Repeat each entry below exactly.

##############################

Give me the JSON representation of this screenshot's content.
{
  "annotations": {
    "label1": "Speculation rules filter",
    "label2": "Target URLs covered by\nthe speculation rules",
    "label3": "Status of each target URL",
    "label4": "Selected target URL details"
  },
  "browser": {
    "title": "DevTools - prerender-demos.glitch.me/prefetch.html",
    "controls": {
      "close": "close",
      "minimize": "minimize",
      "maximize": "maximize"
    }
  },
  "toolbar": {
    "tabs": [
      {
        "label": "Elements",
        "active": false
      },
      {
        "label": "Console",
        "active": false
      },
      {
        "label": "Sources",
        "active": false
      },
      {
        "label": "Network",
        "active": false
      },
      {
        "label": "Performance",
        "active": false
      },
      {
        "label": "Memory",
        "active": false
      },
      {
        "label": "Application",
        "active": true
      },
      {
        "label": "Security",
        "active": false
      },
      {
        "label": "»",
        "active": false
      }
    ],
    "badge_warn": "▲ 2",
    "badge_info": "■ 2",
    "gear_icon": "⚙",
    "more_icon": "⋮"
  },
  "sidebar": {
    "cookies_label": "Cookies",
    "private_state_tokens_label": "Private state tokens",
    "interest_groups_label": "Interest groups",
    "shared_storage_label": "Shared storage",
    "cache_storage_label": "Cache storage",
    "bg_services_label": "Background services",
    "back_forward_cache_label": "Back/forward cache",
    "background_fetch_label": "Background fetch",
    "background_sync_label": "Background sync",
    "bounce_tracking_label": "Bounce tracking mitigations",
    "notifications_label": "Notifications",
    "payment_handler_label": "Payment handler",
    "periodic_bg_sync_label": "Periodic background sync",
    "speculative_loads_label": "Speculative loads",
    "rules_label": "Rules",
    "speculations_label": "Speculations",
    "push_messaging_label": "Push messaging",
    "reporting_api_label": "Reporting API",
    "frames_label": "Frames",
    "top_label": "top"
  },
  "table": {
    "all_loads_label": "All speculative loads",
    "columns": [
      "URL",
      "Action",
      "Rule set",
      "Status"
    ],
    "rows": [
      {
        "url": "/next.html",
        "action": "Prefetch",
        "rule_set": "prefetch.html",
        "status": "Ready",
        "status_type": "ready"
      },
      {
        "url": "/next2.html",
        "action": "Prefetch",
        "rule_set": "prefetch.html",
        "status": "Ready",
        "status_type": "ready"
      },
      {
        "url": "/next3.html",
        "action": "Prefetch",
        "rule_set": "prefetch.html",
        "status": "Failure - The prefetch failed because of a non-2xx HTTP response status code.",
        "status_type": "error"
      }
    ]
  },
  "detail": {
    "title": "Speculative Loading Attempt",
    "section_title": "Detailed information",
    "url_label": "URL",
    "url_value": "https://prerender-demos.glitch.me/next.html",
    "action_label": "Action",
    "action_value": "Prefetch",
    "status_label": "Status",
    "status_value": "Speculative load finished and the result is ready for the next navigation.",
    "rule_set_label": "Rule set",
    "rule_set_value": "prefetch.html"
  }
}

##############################

→ Problem solution
Give me the JSON representation of this screenshot's content.
{
  "annotations": {
    "label1": "Speculation rules filter",
    "label2": "Target URLs covered by\nthe speculation rules",
    "label3": "Status of each target URL",
    "label4": "Selected target URL details"
  },
  "browser": {
    "title": "DevTools - prerender-demos.glitch.me/prefetch.html",
    "controls": {
      "close": "close",
      "minimize": "minimize",
      "maximize": "maximize"
    }
  },
  "toolbar": {
    "tabs": [
      {
        "label": "Elements",
        "active": false
      },
      {
        "label": "Console",
        "active": false
      },
      {
        "label": "Sources",
        "active": false
      },
      {
        "label": "Network",
        "active": false
      },
      {
        "label": "Performance",
        "active": false
      },
      {
        "label": "Memory",
        "active": false
      },
      {
        "label": "Application",
        "active": true
      },
      {
        "label": "Security",
        "active": false
      },
      {
        "label": "»",
        "active": false
      }
    ],
    "badge_warn": "▲ 2",
    "badge_info": "■ 2",
    "gear_icon": "⚙",
    "more_icon": "⋮"
  },
  "sidebar": {
    "cookies_label": "Cookies",
    "private_state_tokens_label": "Private state tokens",
    "interest_groups_label": "Interest groups",
    "shared_storage_label": "Shared storage",
    "cache_storage_label": "Cache storage",
    "bg_services_label": "Background services",
    "back_forward_cache_label": "Back/forward cache",
    "background_fetch_label": "Background fetch",
    "background_sync_label": "Background sync",
    "bounce_tracking_label": "Bounce tracking mitigations",
    "notifications_label": "Notifications",
    "payment_handler_label": "Payment handler",
    "periodic_bg_sync_label": "Periodic background sync",
    "speculative_loads_label": "Speculative loads",
    "rules_label": "Rules",
    "speculations_label": "Speculations",
    "push_messaging_label": "Push messaging",
    "reporting_api_label": "Reporting API",
    "frames_label": "Frames",
    "top_label": "top"
  },
  "table": {
    "all_loads_label": "All speculative loads",
    "columns": [
      "URL",
      "Action",
      "Rule set",
      "Status"
    ],
    "rows": [
      {
        "url": "/next.html",
        "action": "Prefetch",
        "rule_set": "prefetch.html",
        "status": "Ready",
        "status_type": "ready"
      },
      {
        "url": "/next2.html",
        "action": "Prefetch",
        "rule_set": "prefetch.html",
        "status": "Ready",
        "status_type": "ready"
      },
      {
        "url": "/next3.html",
        "action": "Prefetch",
        "rule_set": "prefetch.html",
        "status": "Failure - The prefetch failed because of a non-2xx HTTP response status code.",
        "status_type": "error"
      }
    ]
  },
  "detail": {
    "title": "Speculative Loading Attempt",
    "section_title": "Detailed information",
    "url_label": "URL",
    "url_value": "https://prerender-demos.glitch.me/next.html",
    "action_label": "Action",
    "action_value": "Prefetch",
    "status_label": "Status",
    "status_value": "Speculative load finished and the result is ready for the next navigation.",
    "rule_set_label": "Rule set",
    "rule_set_value": "prefetch.html"
  }
}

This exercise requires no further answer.